Well if your trying to think up a solo adventure to run through with a friend, any class could work so long as the encounters are built properly. So I'd go with which ever class fits the adventures theme.If however your talking about starting a game
You'll have to define 'solo game' a little better. If you mean one DM/one player, that's one thing. If you mean 'just me, myself, and my books" then thats something else altogether.1-on-1 adventuring, I'd have to say a paladin, a rogue, or a battle c
You could also go for a Valorous Bard -- similar in concept to the battle cleric, but with the added advantage that you can poach a variety of other classes for features you might want.Leaders in general are a good idea, as you can grant yourself two
I like the Panther Shaman. It's one of the few leader builds that aren't primarily focused on giving bonuses to allies (of which you'll have none). Plus, if your DM is merciful he might take some swings at your spirit companion instead of you.I k
I'd like to echo the Paladin statement that Corman makes. In addition to his points (High durability, defenses, face skills, and radiant vulnerability builds) the apaldin also has some ranged options. In addition, with the release of Divine Power
Paladin with warlock multi - for the thievery skill. You have all the benefits of a durable defender, multiple forms of healing through lay hands and powers, radiant sources of damage which will you can put the smack down on most undead, and you have
It takes a lot of work to set up, but yes. You end up with a lot of randomization (either in monster responses or in your own actions) but if you are the kind of person who never cheats at Solitaire, its doable.

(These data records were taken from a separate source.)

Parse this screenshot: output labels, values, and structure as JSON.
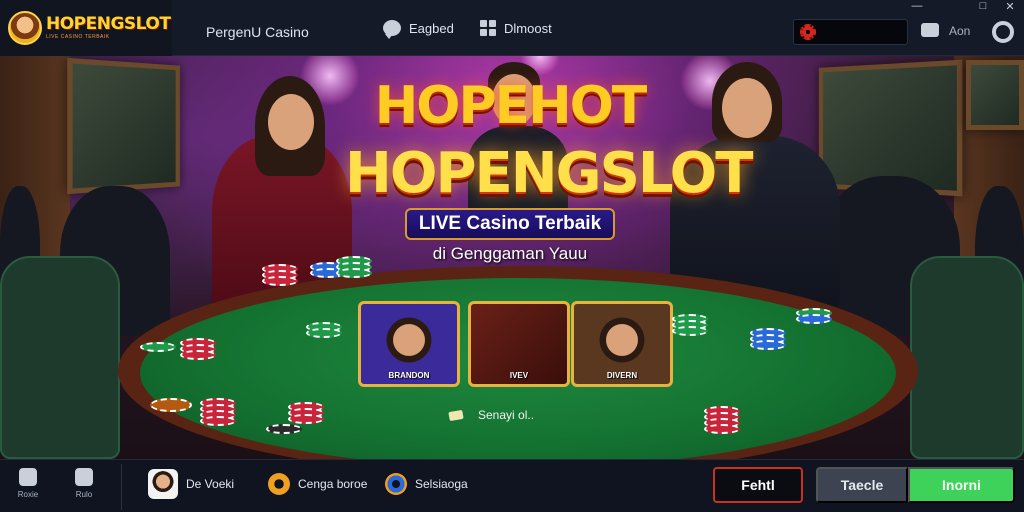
{
  "topbar": {
    "brand_name": "HOPENGSLOT",
    "brand_sub": "LIVE CASINO TERBAIK",
    "title": "PergenU Casino",
    "nav": [
      {
        "label": "Eagbed",
        "icon": "chat-icon"
      },
      {
        "label": "Dlmoost",
        "icon": "grid-icon"
      }
    ],
    "search_placeholder": "",
    "user_label": "Aon",
    "window_controls": [
      "—",
      "□",
      "✕"
    ]
  },
  "hero": {
    "logo_hot": "HOPEHOT",
    "logo_main": "HOPENGSLOT",
    "tagline": "LIVE Casino Terbaik",
    "tagline2": "di Genggaman Yauu",
    "cards": [
      {
        "label": "BRANDON"
      },
      {
        "label": "IVEV"
      },
      {
        "label": "DIVERN"
      }
    ],
    "table_note": "Senayi ol.."
  },
  "bottombar": {
    "side": [
      {
        "label": "Roxie",
        "icon": "home-icon"
      },
      {
        "label": "Rulo",
        "icon": "lock-icon"
      }
    ],
    "players": [
      {
        "label": "De Voeki"
      },
      {
        "label": "Cenga boroe"
      },
      {
        "label": "Selsiaoga"
      }
    ],
    "buttons": {
      "fold": "Fehtl",
      "tackle": "Taecle",
      "normal": "Inorni"
    }
  },
  "colors": {
    "accent_green": "#3fd25a",
    "accent_red": "#c8321e",
    "logo_gold": "#ffcc24",
    "felt_green": "#137030"
  }
}
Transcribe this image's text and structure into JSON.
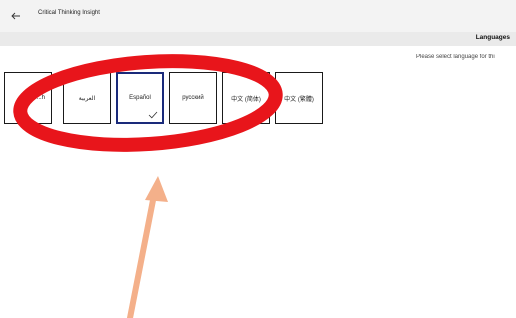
{
  "window": {
    "app_title": "Critical Thinking Insight"
  },
  "header": {
    "section_title": "Languages"
  },
  "main": {
    "instruction": "Please select language for thi",
    "languages": [
      {
        "label": "...h",
        "selected": false
      },
      {
        "label": "العربية",
        "selected": false
      },
      {
        "label": "Español",
        "selected": true
      },
      {
        "label": "русский",
        "selected": false
      },
      {
        "label": "中文 (简体)",
        "selected": false
      },
      {
        "label": "中文 (繁體)",
        "selected": false
      }
    ]
  },
  "annotation": {
    "ellipse_color": "#e8151b",
    "arrow_color": "#f4b08a"
  },
  "icons": {
    "back": "back-arrow-icon",
    "check": "checkmark-icon"
  }
}
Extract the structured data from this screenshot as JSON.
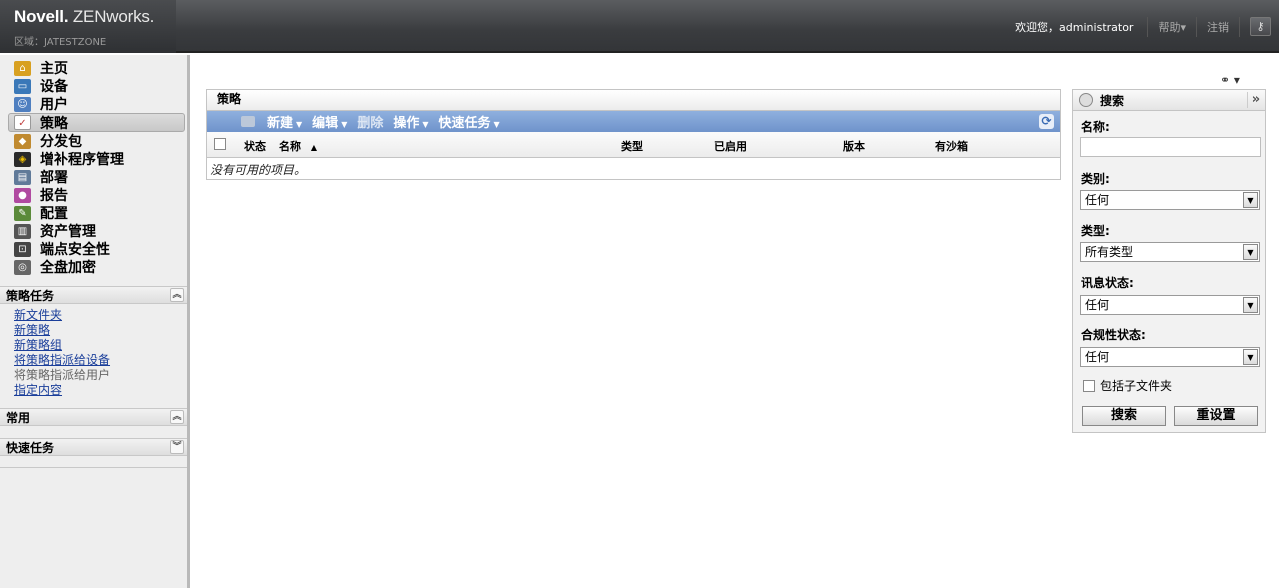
{
  "header": {
    "logo_brand": "Novell.",
    "logo_product": "ZENworks.",
    "zone": "区域：JATESTZONE",
    "welcome": "欢迎您，administrator",
    "help": "帮助▾",
    "logout": "注销",
    "tools_icon": "key-icon"
  },
  "sidebar": {
    "nav": [
      {
        "label": "主页",
        "icon": "home-icon",
        "color": "#d8a020"
      },
      {
        "label": "设备",
        "icon": "monitor-icon",
        "color": "#3a78b8"
      },
      {
        "label": "用户",
        "icon": "users-icon",
        "color": "#4f7fc0"
      },
      {
        "label": "策略",
        "icon": "policy-icon",
        "color": "#c04040"
      },
      {
        "label": "分发包",
        "icon": "bundle-icon",
        "color": "#c08a30"
      },
      {
        "label": "增补程序管理",
        "icon": "patch-shield-icon",
        "color": "#2a2a2a"
      },
      {
        "label": "部署",
        "icon": "deploy-icon",
        "color": "#607a99"
      },
      {
        "label": "报告",
        "icon": "report-icon",
        "color": "#b04aa0"
      },
      {
        "label": "配置",
        "icon": "wrench-icon",
        "color": "#5b8a3a"
      },
      {
        "label": "资产管理",
        "icon": "asset-icon",
        "color": "#555555"
      },
      {
        "label": "端点安全性",
        "icon": "lock-icon",
        "color": "#444444"
      },
      {
        "label": "全盘加密",
        "icon": "disk-encrypt-icon",
        "color": "#666666"
      }
    ],
    "policy_tasks": {
      "title": "策略任务",
      "links": [
        {
          "label": "新文件夹",
          "enabled": true
        },
        {
          "label": "新策略",
          "enabled": true
        },
        {
          "label": "新策略组",
          "enabled": true
        },
        {
          "label": "将策略指派给设备",
          "enabled": true
        },
        {
          "label": "将策略指派给用户",
          "enabled": false
        },
        {
          "label": "指定内容",
          "enabled": true
        }
      ]
    },
    "common": {
      "title": "常用"
    },
    "quick_tasks": {
      "title": "快速任务"
    }
  },
  "policies": {
    "title": "策略",
    "toolbar": {
      "new": "新建",
      "edit": "编辑",
      "delete": "删除",
      "actions": "操作",
      "quick_tasks": "快速任务"
    },
    "columns": {
      "status": "状态",
      "name": "名称",
      "sort_indicator": "▲",
      "type": "类型",
      "enabled": "已启用",
      "version": "版本",
      "sandbox": "有沙箱"
    },
    "empty_message": "没有可用的项目。"
  },
  "search": {
    "title": "搜索",
    "name_label": "名称:",
    "name_value": "",
    "category_label": "类别:",
    "category_value": "任何",
    "type_label": "类型:",
    "type_value": "所有类型",
    "message_status_label": "讯息状态:",
    "message_status_value": "任何",
    "compliance_label": "合规性状态:",
    "compliance_value": "任何",
    "include_subfolders": "包括子文件夹",
    "include_subfolders_checked": false,
    "search_button": "搜索",
    "reset_button": "重设置"
  }
}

With one DM and one PC, the best options probably are:1. Leaders (who are not too stuck on helping allies) since they can heal during the combats2. Dwarves since they can second wind as a minor action and keep going during combat3. Rangers beca
Picking up on the Shaman idea (which I think is great because it gets you that extra token), it might be interesting to look at other 'buddy' classes and builds. Beast Ranger could be interesting. Even if you just do the 'standard archer + animal f
A well built melee bard can actually dish out fine damage, while being really hard to put down. They are a little better for a duo campaign(or solo with a dmpc or somesuch), where the second person is a striker, but they can definately be done solo.
Action-denial will present a disproportionately huge problem to a solo PC. He needs to be durable, have high NADS, have respectable damage output, have the skills for social interactions and for traps, and be able to cope with debilitating effects. T
I'm with those who say "any class." The rules are, as the WotC folks have said on their podcasts, a "baseline." I experimented DM'ing a solo adventure with a wizard, and it worked out fine. Doing something as simple as ensuring a second wind a minor
Would probably be useful for testing monsters or builds out.If you're playing against yourself, I'd think you might as well roll up a full party, no?Actually, that's not a bad idea for the one player + one DM scenario, either, except that the rolepl
I would recommend the most broken class i have come across so far,the Rune priest.Make him a Goliath witha Craghammer and you can heal amazingly well and hit for around 20 points of damage with just MBA's
I second Dwarves.I personally would suggest a Dwarf Hexhammer though. It was my first character in solo pvp play(yes its not pve but a lot of the same rules apply) and it was flexible, optimal, and durable. It takes a few levels to get into its own,
"If you're playing against yourself, I'd think you might as well roll up a full party, no?" --AndrelaiI've tried it, but found the bookkeeping tedious. If I'm trying to keep track of decisions for a five-person party AND an appropriate number of mon
really defensive monk. Maybe a halfling monk/fighter with small warriors defense and/or hafted defense, unarmored agillity, etc?Your secondary stat won't be great, but you'll be versatile in what you can do in combat, and you can build it to have man
*Performs Raise Dead (Thread) Ritual*Well, in the game my dad runs, I'm the only player, but we have a couple of different rules- we multiclass more like in 3.5, so I have a Rogue/Shaman/Monk character who seems to work pretty well, although I haven'
My vote (as usual) is a monk or monk Hybrid. Mostly cause the monk comes with plenty of powers and some neat abilities. Its pretty easy to flavor it however you'd like. Defense are rather good if you build correctly (lower stats and Superior defense
Barbarian/Sorcerer Hybrid aka the ultimate striker. I agree that you could be anything. Another fun hybrid is the Druid/Shaman for out of combat. As mentioned earlier, the Runepriest is so broken that it's not allowed in any campaign that my friends
Definitely, with a one-character party you do NOT want ANY warlord. And a Cunning Bard isn't great either. These builds and a few others really work by what they do to/for allies, and there are no allies.
If it's just you and a DM, then I assume that the DM is going to have to tailor the adventures to you, regardless. Concept-wise, I'd go with a stealth based character (for reasons put forth above), and I've found City-based adventures (either as an